“All I remember is fans waking me up and saying we won, ” said Roop, now a real estate agent in Commerce. “I still go back to Bowdon, and it almost never fails that when I walk into a restaurant that game still comes up. And I’m 55 now.”
Roop remembers fans lining the street as the team bus pulled back into town the next day.
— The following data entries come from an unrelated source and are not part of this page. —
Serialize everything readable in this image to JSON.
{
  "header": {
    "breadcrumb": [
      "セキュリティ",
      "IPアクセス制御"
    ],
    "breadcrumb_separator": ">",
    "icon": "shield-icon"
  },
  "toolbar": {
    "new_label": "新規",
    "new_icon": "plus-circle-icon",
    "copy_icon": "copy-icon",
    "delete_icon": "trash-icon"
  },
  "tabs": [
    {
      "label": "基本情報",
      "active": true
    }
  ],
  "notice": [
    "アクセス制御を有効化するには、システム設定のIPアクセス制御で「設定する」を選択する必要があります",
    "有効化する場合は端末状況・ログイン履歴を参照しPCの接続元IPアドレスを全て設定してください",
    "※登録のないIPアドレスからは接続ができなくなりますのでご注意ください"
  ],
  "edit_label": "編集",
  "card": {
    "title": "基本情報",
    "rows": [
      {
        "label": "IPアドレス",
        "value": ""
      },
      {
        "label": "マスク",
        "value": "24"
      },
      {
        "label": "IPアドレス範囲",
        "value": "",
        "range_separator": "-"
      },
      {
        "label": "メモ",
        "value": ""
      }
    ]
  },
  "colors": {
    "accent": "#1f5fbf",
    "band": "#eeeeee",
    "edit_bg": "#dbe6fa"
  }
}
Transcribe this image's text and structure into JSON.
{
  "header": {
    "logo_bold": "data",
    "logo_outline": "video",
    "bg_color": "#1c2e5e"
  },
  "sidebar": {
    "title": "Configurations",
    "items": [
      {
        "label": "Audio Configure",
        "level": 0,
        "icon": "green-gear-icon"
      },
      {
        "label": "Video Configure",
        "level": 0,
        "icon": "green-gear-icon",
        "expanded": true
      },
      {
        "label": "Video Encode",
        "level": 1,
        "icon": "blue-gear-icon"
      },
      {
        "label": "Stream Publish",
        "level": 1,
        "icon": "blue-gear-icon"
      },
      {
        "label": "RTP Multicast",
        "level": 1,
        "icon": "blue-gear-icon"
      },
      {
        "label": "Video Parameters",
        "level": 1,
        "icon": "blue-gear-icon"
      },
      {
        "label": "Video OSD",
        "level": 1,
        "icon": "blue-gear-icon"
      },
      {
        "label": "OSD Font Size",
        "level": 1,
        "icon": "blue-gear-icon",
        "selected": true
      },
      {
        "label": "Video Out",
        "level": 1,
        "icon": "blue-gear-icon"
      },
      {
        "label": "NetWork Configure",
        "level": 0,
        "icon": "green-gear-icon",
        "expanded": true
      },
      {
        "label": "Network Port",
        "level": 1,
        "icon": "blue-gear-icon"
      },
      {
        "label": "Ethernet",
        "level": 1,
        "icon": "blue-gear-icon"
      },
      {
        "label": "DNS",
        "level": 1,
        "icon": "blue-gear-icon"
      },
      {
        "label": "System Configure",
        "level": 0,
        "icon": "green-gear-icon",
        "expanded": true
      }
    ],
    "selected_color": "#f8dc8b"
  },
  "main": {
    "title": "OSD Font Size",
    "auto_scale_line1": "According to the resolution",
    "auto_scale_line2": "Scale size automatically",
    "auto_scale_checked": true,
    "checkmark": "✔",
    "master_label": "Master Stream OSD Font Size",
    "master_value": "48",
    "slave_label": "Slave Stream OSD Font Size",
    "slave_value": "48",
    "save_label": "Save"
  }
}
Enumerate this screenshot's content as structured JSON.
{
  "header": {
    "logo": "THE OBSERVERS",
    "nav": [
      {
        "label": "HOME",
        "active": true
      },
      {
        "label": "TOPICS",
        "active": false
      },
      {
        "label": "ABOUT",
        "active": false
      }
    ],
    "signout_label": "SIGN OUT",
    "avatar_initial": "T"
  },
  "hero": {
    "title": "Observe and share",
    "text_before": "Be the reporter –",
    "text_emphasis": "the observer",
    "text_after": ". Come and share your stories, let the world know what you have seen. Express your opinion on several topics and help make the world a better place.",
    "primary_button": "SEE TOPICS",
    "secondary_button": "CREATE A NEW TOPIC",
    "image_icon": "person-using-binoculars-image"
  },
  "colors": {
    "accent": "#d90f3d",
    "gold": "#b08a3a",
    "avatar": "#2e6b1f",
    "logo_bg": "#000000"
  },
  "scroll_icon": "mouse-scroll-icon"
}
Bowdon had never won a championship in any sport.
Perhaps the only game with a more dramatic finish came in 1980, when Greenville trailed Clinch County 10-6 with 10 seconds left, 42 yards from the end zone.
Darryl Ogletree, who had rushed for 2,648 yards that season, took a pitchout, stopped and threw a long pass to star receiver Alexander Lakes, who was running in stride with a defender at the 5-yard line.
Both players got a hand on the ball, but it bounded ahead, and Greenville’s Melvin Robertson caught it, falling backward into the end zone.
“All the fans ran on the field, and people were jumping on top of me, ” Robertson said. “It really surprised me that I even caught it. It blew me away.”
Robertson, 47, lives in LaGrange and drives a tractor-trailer. Each of his four sons played football or baseball in college, but he jokes with them that they’ll never top what he did. It was Greenville’s first state title.
“That play put Greenville on the map, ” Robertson said.
For the 1973 Southwest Atlanta team, the story of community pride was paramount.
The GHSA had been integrated for seven years, but no all-black team had won a title in football. A sports reporter had written that Southwest, which had been ranked No. 1 the previous season only to lose in the first round, lacked the discipline to win a big game. Some in the community took it as a racial insult.
The principal says his conversation with the head coach — which also included ill-timed advice on what plays not to run — might not have been exactly one play before the interception, as coach Sparks remembered it.
“But it was a storybook finish like you’ve never seen, ” Dr. Charles Mason said. “A guardian angel led Kent down the sideline.”
The National Sports News Service ranked Southwest No. 2 in the nation behind the Baylor School of Chattanooga.
Kent Mason later played at Georgia Tech. He’s married with children. But the memory of that championship still beats all.
“There have been some other special things in my life, ” Mason said. “I have two kids, a 25-year-old who is legally blind, and we were told he wasn’t going to live 24 hours. He went to Furman.
“I have a daughter who is graduating from Georgia Southern on the 12th. But winning that championship, it’s special. It meant so much to a greater group of people.”